GPs should encourage their patients observing abstinence over Ramadan to give up smoking completely, urge researchers.
Muslims are required to give up eating, drinking, smoking and taking oral medications during daylight hours over Ramadan, and GP experts say this can be harnassed to encourage smokers to give up completely.
An editorial - published in the journal Addiction - by GP Professor Paul Aveyard and colleagues say the prohibition against smoking during the day and the absence of others smoking could assist the quit attempt.
They also say that the evidence suggests that behavioral approaches - such as having prohibited times of the day to smoke - are an effective way of cutting down and eventually stopping smoking without assistance from drugs.
Lead author Professor Aveyard, a GP in Solihull and senior lecturer at the University of Birmingham, states: 'One reason why behavioural approaches might work is that a person is no longer "allowed" to smoke in particular circumstances, and this could undermine a learned association between cue and smoking that many believe maintains tobacco addiction.'

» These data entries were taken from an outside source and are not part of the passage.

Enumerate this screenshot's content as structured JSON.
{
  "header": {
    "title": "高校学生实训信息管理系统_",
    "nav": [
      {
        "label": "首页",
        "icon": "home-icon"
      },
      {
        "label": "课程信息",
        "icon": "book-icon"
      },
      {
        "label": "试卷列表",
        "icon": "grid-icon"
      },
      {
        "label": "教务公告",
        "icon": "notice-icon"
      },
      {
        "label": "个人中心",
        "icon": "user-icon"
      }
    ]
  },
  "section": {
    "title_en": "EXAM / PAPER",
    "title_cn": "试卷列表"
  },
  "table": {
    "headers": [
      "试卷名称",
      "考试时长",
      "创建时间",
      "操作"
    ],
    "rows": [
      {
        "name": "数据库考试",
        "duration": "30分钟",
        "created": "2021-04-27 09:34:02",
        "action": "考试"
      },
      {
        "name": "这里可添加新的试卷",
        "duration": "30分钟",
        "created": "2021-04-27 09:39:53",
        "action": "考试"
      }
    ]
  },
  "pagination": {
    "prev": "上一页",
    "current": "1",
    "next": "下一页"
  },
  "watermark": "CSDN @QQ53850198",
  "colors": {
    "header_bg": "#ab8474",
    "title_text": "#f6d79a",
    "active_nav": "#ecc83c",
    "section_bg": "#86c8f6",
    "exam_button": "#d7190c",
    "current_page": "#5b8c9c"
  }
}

He adds: ‘If we are to use Ramadan to enhance [smoking] cessation through reduction, we are likely to need to engage Muslim smokers not only to follow the fast, but to continue the method of controlling their smoking after the fast is broken.'